Go through the records line by line and work out how many lines hold the word "close". Answer with the number only.

..............................

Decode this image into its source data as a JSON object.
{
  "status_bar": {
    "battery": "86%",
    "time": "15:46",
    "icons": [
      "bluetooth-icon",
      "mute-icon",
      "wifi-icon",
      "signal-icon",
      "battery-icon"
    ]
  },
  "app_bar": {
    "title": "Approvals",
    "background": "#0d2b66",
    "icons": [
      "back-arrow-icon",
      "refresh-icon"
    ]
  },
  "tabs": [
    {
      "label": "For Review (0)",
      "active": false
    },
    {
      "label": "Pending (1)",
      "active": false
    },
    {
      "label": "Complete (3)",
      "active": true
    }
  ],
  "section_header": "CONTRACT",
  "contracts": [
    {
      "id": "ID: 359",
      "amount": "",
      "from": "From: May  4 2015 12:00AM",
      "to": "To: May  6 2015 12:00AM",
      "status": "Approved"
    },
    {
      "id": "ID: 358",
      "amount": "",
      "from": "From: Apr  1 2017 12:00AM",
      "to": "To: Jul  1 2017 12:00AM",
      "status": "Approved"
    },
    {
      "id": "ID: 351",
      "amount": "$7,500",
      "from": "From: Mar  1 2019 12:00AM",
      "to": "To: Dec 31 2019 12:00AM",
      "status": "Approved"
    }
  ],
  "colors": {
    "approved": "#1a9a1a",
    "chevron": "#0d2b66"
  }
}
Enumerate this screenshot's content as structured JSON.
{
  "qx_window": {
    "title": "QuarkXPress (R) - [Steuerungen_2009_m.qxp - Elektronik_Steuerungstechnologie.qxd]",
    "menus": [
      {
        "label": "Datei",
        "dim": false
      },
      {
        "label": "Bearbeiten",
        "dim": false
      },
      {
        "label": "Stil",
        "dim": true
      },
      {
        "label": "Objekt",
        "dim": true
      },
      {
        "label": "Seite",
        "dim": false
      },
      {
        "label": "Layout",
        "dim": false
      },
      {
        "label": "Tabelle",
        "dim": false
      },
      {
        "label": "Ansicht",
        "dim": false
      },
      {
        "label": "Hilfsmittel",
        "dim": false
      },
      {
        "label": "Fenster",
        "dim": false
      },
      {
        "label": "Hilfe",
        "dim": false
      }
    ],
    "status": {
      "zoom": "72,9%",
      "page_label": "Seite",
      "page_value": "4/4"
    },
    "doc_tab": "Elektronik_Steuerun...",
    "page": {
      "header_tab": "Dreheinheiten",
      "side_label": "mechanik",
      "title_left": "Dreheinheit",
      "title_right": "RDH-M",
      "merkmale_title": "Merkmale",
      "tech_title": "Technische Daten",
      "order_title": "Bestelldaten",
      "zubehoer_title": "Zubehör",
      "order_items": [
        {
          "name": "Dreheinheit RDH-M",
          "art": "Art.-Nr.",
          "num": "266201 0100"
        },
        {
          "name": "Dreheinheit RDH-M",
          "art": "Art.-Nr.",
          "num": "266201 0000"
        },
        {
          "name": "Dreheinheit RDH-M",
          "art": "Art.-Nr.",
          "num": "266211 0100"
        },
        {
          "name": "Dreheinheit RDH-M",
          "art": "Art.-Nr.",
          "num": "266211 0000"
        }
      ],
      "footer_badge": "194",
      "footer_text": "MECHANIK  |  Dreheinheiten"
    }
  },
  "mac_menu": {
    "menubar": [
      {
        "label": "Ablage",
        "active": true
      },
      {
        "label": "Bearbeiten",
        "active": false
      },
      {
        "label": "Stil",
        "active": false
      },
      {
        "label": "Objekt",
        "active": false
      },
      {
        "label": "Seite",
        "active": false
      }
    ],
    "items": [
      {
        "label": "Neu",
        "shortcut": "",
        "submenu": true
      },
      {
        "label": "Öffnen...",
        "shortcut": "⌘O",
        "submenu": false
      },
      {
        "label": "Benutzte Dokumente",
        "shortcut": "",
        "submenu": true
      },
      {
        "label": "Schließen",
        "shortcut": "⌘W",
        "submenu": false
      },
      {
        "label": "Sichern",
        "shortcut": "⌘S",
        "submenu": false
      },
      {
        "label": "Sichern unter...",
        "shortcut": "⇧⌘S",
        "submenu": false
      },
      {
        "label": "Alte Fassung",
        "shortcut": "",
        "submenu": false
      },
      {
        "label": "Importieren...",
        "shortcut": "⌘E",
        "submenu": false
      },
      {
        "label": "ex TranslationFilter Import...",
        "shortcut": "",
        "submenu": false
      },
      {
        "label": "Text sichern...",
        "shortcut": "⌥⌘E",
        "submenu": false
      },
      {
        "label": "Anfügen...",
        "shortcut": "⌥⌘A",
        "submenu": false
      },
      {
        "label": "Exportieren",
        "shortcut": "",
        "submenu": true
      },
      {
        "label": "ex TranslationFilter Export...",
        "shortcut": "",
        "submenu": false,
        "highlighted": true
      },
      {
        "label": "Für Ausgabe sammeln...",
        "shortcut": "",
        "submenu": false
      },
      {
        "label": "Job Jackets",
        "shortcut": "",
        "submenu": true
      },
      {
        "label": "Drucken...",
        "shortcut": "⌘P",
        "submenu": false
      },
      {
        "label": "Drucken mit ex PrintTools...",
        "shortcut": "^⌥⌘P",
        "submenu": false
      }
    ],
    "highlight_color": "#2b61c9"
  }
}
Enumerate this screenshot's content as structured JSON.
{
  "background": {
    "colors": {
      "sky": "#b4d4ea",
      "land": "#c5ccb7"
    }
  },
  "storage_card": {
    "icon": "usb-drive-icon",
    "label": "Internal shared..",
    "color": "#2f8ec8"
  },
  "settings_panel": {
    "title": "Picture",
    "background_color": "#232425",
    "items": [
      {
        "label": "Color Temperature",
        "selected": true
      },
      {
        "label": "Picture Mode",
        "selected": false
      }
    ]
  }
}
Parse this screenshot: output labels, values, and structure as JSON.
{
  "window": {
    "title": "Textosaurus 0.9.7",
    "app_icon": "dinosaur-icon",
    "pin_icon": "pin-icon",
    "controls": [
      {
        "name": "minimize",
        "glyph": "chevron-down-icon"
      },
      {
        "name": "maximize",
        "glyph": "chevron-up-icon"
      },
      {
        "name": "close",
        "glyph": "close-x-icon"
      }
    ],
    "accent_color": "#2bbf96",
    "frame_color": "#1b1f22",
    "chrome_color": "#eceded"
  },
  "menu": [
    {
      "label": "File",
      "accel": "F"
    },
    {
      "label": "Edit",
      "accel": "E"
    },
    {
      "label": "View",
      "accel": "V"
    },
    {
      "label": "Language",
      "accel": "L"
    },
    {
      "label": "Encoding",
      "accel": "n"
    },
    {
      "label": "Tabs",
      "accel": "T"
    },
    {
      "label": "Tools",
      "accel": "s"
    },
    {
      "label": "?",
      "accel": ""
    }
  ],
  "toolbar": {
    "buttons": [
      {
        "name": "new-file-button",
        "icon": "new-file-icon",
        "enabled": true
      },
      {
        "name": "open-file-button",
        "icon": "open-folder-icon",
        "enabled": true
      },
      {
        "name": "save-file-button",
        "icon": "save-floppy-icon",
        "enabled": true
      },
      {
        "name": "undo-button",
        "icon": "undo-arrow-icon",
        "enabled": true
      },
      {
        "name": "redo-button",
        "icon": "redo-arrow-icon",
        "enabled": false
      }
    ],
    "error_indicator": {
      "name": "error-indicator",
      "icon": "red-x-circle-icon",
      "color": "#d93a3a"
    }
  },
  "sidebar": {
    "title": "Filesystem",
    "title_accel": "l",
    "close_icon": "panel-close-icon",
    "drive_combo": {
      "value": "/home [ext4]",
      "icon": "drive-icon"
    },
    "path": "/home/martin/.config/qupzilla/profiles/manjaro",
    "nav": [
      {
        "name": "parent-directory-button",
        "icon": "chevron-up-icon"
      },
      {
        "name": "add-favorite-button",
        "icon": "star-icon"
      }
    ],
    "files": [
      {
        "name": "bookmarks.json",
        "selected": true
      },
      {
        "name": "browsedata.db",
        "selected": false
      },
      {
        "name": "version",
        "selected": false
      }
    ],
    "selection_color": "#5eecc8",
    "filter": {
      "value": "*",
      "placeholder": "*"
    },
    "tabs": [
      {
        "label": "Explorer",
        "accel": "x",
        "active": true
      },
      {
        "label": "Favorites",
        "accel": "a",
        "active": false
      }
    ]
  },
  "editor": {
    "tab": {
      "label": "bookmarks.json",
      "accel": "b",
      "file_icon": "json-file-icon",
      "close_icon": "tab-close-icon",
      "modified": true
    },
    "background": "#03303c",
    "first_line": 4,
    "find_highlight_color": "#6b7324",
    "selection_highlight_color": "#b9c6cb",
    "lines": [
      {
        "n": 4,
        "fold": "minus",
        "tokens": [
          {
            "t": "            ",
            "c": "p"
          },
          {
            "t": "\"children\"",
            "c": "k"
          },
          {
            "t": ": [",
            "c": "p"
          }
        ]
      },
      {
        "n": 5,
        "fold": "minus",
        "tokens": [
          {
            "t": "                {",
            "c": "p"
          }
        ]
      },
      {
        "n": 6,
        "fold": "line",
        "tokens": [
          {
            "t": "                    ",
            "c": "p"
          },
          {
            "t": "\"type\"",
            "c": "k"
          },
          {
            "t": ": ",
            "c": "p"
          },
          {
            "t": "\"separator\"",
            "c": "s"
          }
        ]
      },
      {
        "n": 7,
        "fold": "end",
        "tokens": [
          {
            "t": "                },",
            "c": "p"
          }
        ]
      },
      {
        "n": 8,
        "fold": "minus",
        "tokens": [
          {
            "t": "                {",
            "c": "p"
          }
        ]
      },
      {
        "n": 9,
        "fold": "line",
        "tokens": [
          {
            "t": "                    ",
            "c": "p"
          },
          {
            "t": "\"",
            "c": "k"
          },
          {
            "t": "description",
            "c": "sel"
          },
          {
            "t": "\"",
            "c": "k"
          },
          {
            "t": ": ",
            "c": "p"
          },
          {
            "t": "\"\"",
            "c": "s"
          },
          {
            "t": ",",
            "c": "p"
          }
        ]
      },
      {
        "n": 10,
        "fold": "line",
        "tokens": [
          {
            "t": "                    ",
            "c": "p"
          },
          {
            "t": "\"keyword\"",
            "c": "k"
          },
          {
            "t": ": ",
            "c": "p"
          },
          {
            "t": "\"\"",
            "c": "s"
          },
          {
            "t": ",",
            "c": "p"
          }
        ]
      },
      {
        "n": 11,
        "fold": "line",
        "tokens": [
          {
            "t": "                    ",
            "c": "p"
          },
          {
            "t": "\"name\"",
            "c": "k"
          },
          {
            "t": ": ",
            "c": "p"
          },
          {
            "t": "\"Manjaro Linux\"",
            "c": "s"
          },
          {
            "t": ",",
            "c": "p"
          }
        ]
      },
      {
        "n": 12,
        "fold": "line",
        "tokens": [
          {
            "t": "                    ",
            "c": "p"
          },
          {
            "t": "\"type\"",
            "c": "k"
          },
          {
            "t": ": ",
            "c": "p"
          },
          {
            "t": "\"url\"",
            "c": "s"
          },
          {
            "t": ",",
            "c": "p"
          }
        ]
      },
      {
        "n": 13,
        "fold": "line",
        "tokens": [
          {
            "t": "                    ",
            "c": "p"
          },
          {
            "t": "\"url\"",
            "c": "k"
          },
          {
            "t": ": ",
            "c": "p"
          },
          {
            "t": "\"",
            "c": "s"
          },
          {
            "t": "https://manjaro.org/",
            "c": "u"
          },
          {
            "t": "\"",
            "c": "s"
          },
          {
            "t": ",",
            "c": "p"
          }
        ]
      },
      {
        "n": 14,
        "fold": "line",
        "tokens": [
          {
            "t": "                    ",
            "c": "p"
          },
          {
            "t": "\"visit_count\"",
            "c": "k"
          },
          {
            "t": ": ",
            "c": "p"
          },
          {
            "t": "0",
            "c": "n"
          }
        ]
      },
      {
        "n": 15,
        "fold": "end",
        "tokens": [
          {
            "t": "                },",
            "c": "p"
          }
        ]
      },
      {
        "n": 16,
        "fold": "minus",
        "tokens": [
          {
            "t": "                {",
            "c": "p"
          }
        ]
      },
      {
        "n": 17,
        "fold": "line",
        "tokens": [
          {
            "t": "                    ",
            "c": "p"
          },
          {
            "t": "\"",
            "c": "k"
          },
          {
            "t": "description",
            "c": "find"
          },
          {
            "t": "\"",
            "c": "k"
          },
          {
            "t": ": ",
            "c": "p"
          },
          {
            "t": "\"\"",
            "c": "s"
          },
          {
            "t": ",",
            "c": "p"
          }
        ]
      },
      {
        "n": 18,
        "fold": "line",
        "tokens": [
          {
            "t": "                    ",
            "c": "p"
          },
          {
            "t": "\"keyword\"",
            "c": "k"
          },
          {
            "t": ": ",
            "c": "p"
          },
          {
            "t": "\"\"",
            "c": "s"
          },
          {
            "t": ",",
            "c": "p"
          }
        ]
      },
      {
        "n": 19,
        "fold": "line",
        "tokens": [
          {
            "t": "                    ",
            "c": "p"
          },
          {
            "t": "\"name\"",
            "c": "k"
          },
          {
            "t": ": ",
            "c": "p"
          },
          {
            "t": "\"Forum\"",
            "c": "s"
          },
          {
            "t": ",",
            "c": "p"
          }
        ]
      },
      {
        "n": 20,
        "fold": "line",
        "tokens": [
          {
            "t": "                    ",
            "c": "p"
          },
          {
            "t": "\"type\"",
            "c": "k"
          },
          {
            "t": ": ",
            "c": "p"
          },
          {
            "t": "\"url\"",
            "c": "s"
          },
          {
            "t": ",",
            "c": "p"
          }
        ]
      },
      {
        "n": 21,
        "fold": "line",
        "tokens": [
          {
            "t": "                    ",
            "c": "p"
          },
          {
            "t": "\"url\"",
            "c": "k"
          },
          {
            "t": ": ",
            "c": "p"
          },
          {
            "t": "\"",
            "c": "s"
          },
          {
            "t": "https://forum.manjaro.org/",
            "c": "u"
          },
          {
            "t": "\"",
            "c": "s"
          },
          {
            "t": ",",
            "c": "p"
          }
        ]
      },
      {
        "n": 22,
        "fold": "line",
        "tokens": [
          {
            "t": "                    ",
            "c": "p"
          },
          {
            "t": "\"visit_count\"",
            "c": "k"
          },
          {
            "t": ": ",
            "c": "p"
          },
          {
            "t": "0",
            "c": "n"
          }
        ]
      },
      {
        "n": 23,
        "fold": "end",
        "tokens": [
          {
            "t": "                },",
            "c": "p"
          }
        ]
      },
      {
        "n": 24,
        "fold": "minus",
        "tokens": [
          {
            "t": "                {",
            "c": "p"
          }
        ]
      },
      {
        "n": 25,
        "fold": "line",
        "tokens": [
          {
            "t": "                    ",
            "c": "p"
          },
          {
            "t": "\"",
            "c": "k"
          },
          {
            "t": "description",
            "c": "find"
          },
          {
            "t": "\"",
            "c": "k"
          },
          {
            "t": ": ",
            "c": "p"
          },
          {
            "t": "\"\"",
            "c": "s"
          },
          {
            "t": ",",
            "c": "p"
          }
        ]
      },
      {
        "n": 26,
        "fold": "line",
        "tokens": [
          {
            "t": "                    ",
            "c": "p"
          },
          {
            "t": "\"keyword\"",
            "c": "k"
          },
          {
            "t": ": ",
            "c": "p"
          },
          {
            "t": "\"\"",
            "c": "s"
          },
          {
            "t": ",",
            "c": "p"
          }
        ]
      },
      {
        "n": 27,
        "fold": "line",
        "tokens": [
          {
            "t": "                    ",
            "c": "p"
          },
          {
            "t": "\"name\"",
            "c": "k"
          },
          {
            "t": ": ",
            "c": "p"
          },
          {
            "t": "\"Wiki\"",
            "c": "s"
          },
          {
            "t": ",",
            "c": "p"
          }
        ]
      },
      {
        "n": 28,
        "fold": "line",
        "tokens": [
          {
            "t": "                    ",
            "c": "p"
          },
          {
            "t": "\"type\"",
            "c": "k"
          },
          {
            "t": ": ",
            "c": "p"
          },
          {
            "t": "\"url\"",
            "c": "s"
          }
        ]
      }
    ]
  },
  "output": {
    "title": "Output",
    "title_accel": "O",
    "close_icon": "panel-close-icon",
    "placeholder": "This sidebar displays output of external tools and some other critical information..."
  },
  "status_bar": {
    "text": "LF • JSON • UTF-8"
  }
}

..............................

▶ EXERCISE SOLUTION: 5